> [ASSIGNED TASK]:
Apart from any images, the entries are to be output exactly.

== Segment start ==

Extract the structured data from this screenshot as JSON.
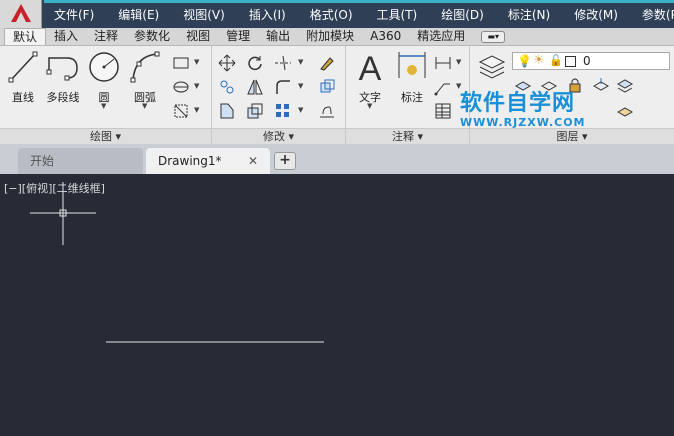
{
  "menu_bar": {
    "items": [
      "文件(F)",
      "编辑(E)",
      "视图(V)",
      "插入(I)",
      "格式(O)",
      "工具(T)",
      "绘图(D)",
      "标注(N)",
      "修改(M)",
      "参数(P)"
    ]
  },
  "ribbon_tabs": {
    "items": [
      "默认",
      "插入",
      "注释",
      "参数化",
      "视图",
      "管理",
      "输出",
      "附加模块",
      "A360",
      "精选应用"
    ],
    "active": "默认"
  },
  "draw_panel": {
    "tools": [
      "直线",
      "多段线",
      "圆",
      "圆弧"
    ],
    "title": "绘图"
  },
  "modify_panel": {
    "title": "修改"
  },
  "annotation_panel": {
    "tools": [
      "文字",
      "标注"
    ],
    "title": "注释"
  },
  "layers_panel": {
    "layer_value": "0",
    "title": "图层"
  },
  "watermark": {
    "title": "软件自学网",
    "url": "WWW.RJZXW.COM"
  },
  "file_tabs": {
    "items": [
      "开始",
      "Drawing1*"
    ],
    "close_symbol": "✕",
    "add_symbol": "+"
  },
  "viewport": {
    "label": "[−][俯视][二维线框]"
  },
  "colors": {
    "menu_bg": "#2f3f55",
    "accent": "#38b2c4",
    "canvas_bg": "#262b35",
    "watermark": "#1a8fd6"
  }
}
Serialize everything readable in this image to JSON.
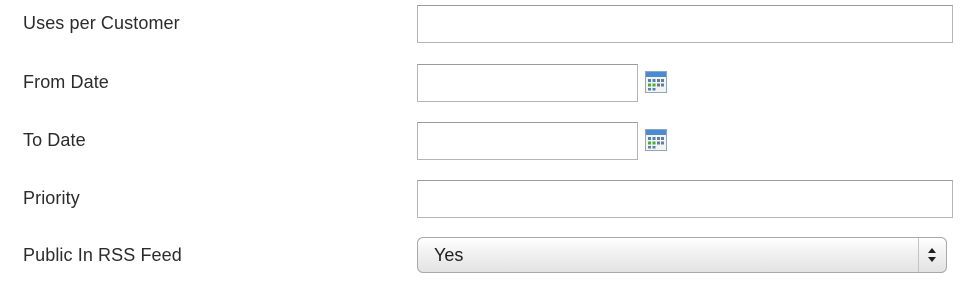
{
  "fields": {
    "uses_per_customer": {
      "label": "Uses per Customer",
      "value": ""
    },
    "from_date": {
      "label": "From Date",
      "value": "",
      "calendar_icon": "calendar-icon"
    },
    "to_date": {
      "label": "To Date",
      "value": "",
      "calendar_icon": "calendar-icon"
    },
    "priority": {
      "label": "Priority",
      "value": ""
    },
    "public_in_rss_feed": {
      "label": "Public In RSS Feed",
      "selected": "Yes",
      "arrows_icon": "select-arrows-icon"
    }
  },
  "colors": {
    "label_text": "#2b2b2b",
    "input_border": "#b5b5b5",
    "calendar_blue": "#4d8bd0",
    "calendar_green": "#4aa84a"
  }
}
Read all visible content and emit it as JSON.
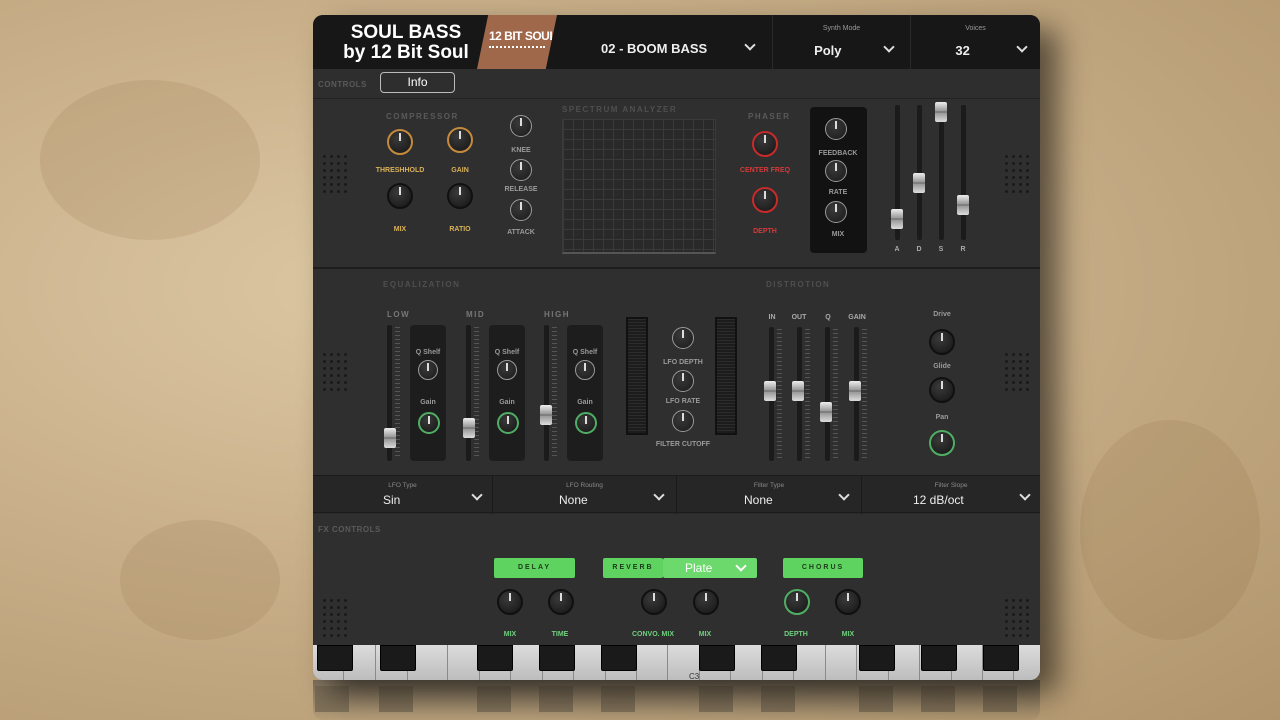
{
  "header": {
    "logo_title_line1": "SOUL BASS",
    "logo_title_line2": "by 12 Bit Soul",
    "logo_badge": "12 BIT SOUL",
    "preset": "02 - BOOM BASS",
    "synth_mode_label": "Synth Mode",
    "synth_mode_value": "Poly",
    "voices_label": "Voices",
    "voices_value": "32"
  },
  "controls_bar": {
    "section_label": "CONTROLS",
    "info_button": "Info"
  },
  "compressor": {
    "title": "COMPRESSOR",
    "threshold": "THRESHHOLD",
    "gain": "GAIN",
    "mix": "MIX",
    "ratio": "RATIO",
    "knee": "KNEE",
    "release": "RELEASE",
    "attack": "ATTACK"
  },
  "spectrum": {
    "title": "SPECTRUM ANALYZER"
  },
  "phaser": {
    "title": "PHASER",
    "center_freq": "CENTER FREQ",
    "depth": "DEPTH",
    "feedback": "FEEDBACK",
    "rate": "RATE",
    "mix": "MIX"
  },
  "adsr": {
    "labels": [
      "A",
      "D",
      "S",
      "R"
    ]
  },
  "equalization": {
    "title": "EQUALIZATION",
    "bands": [
      {
        "name": "LOW",
        "q_label": "Q Shelf",
        "gain_label": "Gain"
      },
      {
        "name": "MID",
        "q_label": "Q Shelf",
        "gain_label": "Gain"
      },
      {
        "name": "HIGH",
        "q_label": "Q Shelf",
        "gain_label": "Gain"
      }
    ],
    "lfo_depth": "LFO DEPTH",
    "lfo_rate": "LFO RATE",
    "filter_cutoff": "FILTER CUTOFF"
  },
  "distortion": {
    "title": "DISTROTION",
    "labels": [
      "IN",
      "OUT",
      "Q",
      "GAIN"
    ],
    "drive": "Drive",
    "glide": "Glide",
    "pan": "Pan"
  },
  "selectors": [
    {
      "label": "LFO Type",
      "value": "Sin"
    },
    {
      "label": "LFO Routing",
      "value": "None"
    },
    {
      "label": "Filter Type",
      "value": "None"
    },
    {
      "label": "Filter Slope",
      "value": "12 dB/oct"
    }
  ],
  "fx": {
    "section_label": "FX CONTROLS",
    "delay": "DELAY",
    "reverb": "REVERB",
    "reverb_type": "Plate",
    "chorus": "CHORUS",
    "delay_mix": "MIX",
    "delay_time": "TIME",
    "reverb_convo_mix": "CONVO. MIX",
    "reverb_mix": "MIX",
    "chorus_depth": "DEPTH",
    "chorus_mix": "MIX"
  },
  "keyboard": {
    "marker": "C3"
  },
  "colors": {
    "accent_green": "#5fd35f",
    "accent_gold": "#d9b157",
    "accent_red": "#d33a3a",
    "badge_copper": "#a0684b"
  }
}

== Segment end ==

> [THE COMPLETED TASK]:
Extract the structured data from this screenshot as JSON.
{
  "menu_bar": {
    "items": [
      "文件(F)",
      "编辑(E)",
      "视图(V)",
      "插入(I)",
      "格式(O)",
      "工具(T)",
      "绘图(D)",
      "标注(N)",
      "修改(M)",
      "参数(P)"
    ]
  },
  "ribbon_tabs": {
    "items": [
      "默认",
      "插入",
      "注释",
      "参数化",
      "视图",
      "管理",
      "输出",
      "附加模块",
      "A360",
      "精选应用"
    ],
    "active": "默认"
  },
  "draw_panel": {
    "tools": [
      "直线",
      "多段线",
      "圆",
      "圆弧"
    ],
    "title": "绘图"
  },
  "modify_panel": {
    "title": "修改"
  },
  "annotation_panel": {
    "tools": [
      "文字",
      "标注"
    ],
    "title": "注释"
  },
  "layers_panel": {
    "layer_value": "0",
    "title": "图层"
  },
  "watermark": {
    "title": "软件自学网",
    "url": "WWW.RJZXW.COM"
  },
  "file_tabs": {
    "items": [
      "开始",
      "Drawing1*"
    ],
    "close_symbol": "✕",
    "add_symbol": "+"
  },
  "viewport": {
    "label": "[−][俯视][二维线框]"
  },
  "colors": {
    "menu_bg": "#2f3f55",
    "accent": "#38b2c4",
    "canvas_bg": "#262b35",
    "watermark": "#1a8fd6"
  }
}
Serialize everything readable in this image to JSON.
{
  "fields": {
    "uses_per_customer": {
      "label": "Uses per Customer",
      "value": ""
    },
    "from_date": {
      "label": "From Date",
      "value": "",
      "calendar_icon": "calendar-icon"
    },
    "to_date": {
      "label": "To Date",
      "value": "",
      "calendar_icon": "calendar-icon"
    },
    "priority": {
      "label": "Priority",
      "value": ""
    },
    "public_in_rss_feed": {
      "label": "Public In RSS Feed",
      "selected": "Yes",
      "arrows_icon": "select-arrows-icon"
    }
  },
  "colors": {
    "label_text": "#2b2b2b",
    "input_border": "#b5b5b5",
    "calendar_blue": "#4d8bd0",
    "calendar_green": "#4aa84a"
  }
}
Read all visible content and emit it as JSON.
{
  "header": {
    "logo_title_line1": "SOUL BASS",
    "logo_title_line2": "by 12 Bit Soul",
    "logo_badge": "12 BIT SOUL",
    "preset": "02 - BOOM BASS",
    "synth_mode_label": "Synth Mode",
    "synth_mode_value": "Poly",
    "voices_label": "Voices",
    "voices_value": "32"
  },
  "controls_bar": {
    "section_label": "CONTROLS",
    "info_button": "Info"
  },
  "compressor": {
    "title": "COMPRESSOR",
    "threshold": "THRESHHOLD",
    "gain": "GAIN",
    "mix": "MIX",
    "ratio": "RATIO",
    "knee": "KNEE",
    "release": "RELEASE",
    "attack": "ATTACK"
  },
  "spectrum": {
    "title": "SPECTRUM ANALYZER"
  },
  "phaser": {
    "title": "PHASER",
    "center_freq": "CENTER FREQ",
    "depth": "DEPTH",
    "feedback": "FEEDBACK",
    "rate": "RATE",
    "mix": "MIX"
  },
  "adsr": {
    "labels": [
      "A",
      "D",
      "S",
      "R"
    ]
  },
  "equalization": {
    "title": "EQUALIZATION",
    "bands": [
      {
        "name": "LOW",
        "q_label": "Q Shelf",
        "gain_label": "Gain"
      },
      {
        "name": "MID",
        "q_label": "Q Shelf",
        "gain_label": "Gain"
      },
      {
        "name": "HIGH",
        "q_label": "Q Shelf",
        "gain_label": "Gain"
      }
    ],
    "lfo_depth": "LFO DEPTH",
    "lfo_rate": "LFO RATE",
    "filter_cutoff": "FILTER CUTOFF"
  },
  "distortion": {
    "title": "DISTROTION",
    "labels": [
      "IN",
      "OUT",
      "Q",
      "GAIN"
    ],
    "drive": "Drive",
    "glide": "Glide",
    "pan": "Pan"
  },
  "selectors": [
    {
      "label": "LFO Type",
      "value": "Sin"
    },
    {
      "label": "LFO Routing",
      "value": "None"
    },
    {
      "label": "Filter Type",
      "value": "None"
    },
    {
      "label": "Filter Slope",
      "value": "12 dB/oct"
    }
  ],
  "fx": {
    "section_label": "FX CONTROLS",
    "delay": "DELAY",
    "reverb": "REVERB",
    "reverb_type": "Plate",
    "chorus": "CHORUS",
    "delay_mix": "MIX",
    "delay_time": "TIME",
    "reverb_convo_mix": "CONVO. MIX",
    "reverb_mix": "MIX",
    "chorus_depth": "DEPTH",
    "chorus_mix": "MIX"
  },
  "keyboard": {
    "marker": "C3"
  },
  "colors": {
    "accent_green": "#5fd35f",
    "accent_gold": "#d9b157",
    "accent_red": "#d33a3a",
    "badge_copper": "#a0684b"
  }
}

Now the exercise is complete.